How Core’s Clare Smyth gives her diners a new taste of old London

The 3 star chef turns the peculiarly British eccentricity jellied eels into a thoroughly modern delicacy

Clare Smyth is not a native Londoner. This highly praised chef was born in Northern Ireland, but made her name in the British capital. In 2021, Smyth became the only British female chef to hold three Michelin stars in the UK, thanks to her Notting Hill restaurant, Core. Core also holds a 10/10 score in the Good Food Guide and 5/5 AA rosettes, while Smyth herself is still admired by many of the chefs she has trained alongside, including her long standing friend and mentor, Gordon Ramsay.

In his introduction to Smyth’s new book, Core, Ramsay writes that Smyth possesses, “ a near-unique ability to turn an idea into a plate of food without distorting her original vision.”

The book demonstrates this ability; in Core, Smyth describes the high-minded gastronomic notions behind her perfect recipes. Take, for example, her delightfully slippery take on London’s culinary heritage jellied eel which she modernises with toasted seaweed and malt vinegar.

How Core’s Clare Smyth gives her diners a taste of London

Clare Smyth. Photograph by Nathan Snoddon

“Some of our guests have travelled from all over the world to visit London,” writes the chef, “and so we like to open their meal at Core with one of the city’s most storied dishes: the East End classic, jellied eels.

“Of course, jellied eels are a bit of a historical curio nowadays, but they’re an indivisible part of the capital’s culinary heritage, and a rite of passage for anyone looking to experience a bite of ‘old London’,” she goes on. “For years, eels swam in the River Thames, and were snatched up in the hundreds and thousands to feed hungry city-dwellers in the nineteenth and early-twentieth centuries. Eel consumption was so popular in the capital that one of the islands on the Thames, which housed a tavern famous for selling them, became known as Eel Pie Island – a name it holds to this day.”

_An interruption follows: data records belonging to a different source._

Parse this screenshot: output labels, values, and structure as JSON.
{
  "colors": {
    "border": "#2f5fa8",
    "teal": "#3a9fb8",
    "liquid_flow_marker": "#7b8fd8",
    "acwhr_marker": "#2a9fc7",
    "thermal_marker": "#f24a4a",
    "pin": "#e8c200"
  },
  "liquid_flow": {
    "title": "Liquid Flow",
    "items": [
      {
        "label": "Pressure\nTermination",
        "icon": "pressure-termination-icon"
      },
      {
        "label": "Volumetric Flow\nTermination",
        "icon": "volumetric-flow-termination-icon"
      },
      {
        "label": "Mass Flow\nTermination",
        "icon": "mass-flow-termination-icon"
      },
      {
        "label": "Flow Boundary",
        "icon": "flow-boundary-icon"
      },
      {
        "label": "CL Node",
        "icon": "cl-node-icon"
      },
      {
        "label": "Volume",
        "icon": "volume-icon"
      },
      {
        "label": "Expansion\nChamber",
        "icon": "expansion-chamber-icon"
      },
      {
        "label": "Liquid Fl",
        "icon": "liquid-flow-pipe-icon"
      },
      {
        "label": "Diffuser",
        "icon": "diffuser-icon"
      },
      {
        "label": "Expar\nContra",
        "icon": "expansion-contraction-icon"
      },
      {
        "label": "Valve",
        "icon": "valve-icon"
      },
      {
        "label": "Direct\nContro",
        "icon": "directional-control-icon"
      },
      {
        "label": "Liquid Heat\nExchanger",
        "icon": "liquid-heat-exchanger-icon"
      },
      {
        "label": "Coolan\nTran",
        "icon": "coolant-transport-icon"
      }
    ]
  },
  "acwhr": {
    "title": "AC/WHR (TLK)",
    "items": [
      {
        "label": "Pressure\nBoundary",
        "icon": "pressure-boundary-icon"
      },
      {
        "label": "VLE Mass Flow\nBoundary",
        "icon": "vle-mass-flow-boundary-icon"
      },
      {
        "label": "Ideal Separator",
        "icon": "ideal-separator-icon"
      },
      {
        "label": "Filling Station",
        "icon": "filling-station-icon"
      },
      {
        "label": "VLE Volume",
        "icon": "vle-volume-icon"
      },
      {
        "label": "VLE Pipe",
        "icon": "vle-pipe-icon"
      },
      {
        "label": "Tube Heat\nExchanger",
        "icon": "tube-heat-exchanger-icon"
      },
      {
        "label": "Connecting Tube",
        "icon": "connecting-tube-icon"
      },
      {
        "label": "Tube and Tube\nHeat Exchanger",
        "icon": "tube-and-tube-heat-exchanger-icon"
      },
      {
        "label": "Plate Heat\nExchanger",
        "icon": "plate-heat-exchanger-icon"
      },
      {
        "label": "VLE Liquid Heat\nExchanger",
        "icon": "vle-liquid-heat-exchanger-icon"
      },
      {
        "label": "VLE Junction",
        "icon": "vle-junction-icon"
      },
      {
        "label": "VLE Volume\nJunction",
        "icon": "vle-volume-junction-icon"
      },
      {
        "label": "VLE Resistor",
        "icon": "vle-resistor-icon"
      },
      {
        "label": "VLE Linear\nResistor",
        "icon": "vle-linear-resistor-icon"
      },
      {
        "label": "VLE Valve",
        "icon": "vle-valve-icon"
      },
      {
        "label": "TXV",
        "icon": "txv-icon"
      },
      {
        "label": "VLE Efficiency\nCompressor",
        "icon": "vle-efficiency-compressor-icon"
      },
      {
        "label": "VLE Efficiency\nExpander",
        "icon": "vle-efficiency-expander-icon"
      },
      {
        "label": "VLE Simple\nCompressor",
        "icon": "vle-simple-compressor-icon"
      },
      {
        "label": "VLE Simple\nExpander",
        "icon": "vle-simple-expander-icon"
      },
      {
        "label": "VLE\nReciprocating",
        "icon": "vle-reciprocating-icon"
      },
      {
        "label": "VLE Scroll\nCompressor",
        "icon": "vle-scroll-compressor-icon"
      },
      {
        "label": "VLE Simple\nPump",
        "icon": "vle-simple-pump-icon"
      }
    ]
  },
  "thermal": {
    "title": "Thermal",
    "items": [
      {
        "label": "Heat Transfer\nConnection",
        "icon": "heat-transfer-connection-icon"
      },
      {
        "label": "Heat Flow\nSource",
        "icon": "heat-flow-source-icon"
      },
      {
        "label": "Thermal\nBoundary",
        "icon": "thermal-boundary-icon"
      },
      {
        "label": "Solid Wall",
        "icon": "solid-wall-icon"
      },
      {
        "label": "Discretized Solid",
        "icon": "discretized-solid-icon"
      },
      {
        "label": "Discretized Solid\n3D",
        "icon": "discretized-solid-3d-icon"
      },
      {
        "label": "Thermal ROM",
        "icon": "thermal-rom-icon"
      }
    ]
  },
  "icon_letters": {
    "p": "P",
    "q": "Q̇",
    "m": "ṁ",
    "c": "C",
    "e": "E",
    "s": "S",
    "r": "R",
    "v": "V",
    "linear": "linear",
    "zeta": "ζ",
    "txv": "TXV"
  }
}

Smyth’s dish is no simple, river-side pub pie, of course. Instead, she takes some of those constituent ingredients, and conjures them up into a tartlet worthy of three stars. “We start with a tartlet case made with toasted seaweed, for that opening hit of salinity, and fill it with the smoked eel cream, cubes of parsley jelly and a meaty chunk of Devonshire eel on top. At the table, we spray the tart with malt vinegar that we’ve infused with the eel bones, so you get both the flavour and the aroma of a proper East End eel shop.”

How Core’s Clare Smyth gives her diners a taste of London

For the full recipe, as well as much greater insight into the life and work of this brilliant chef, order a copy of Core here.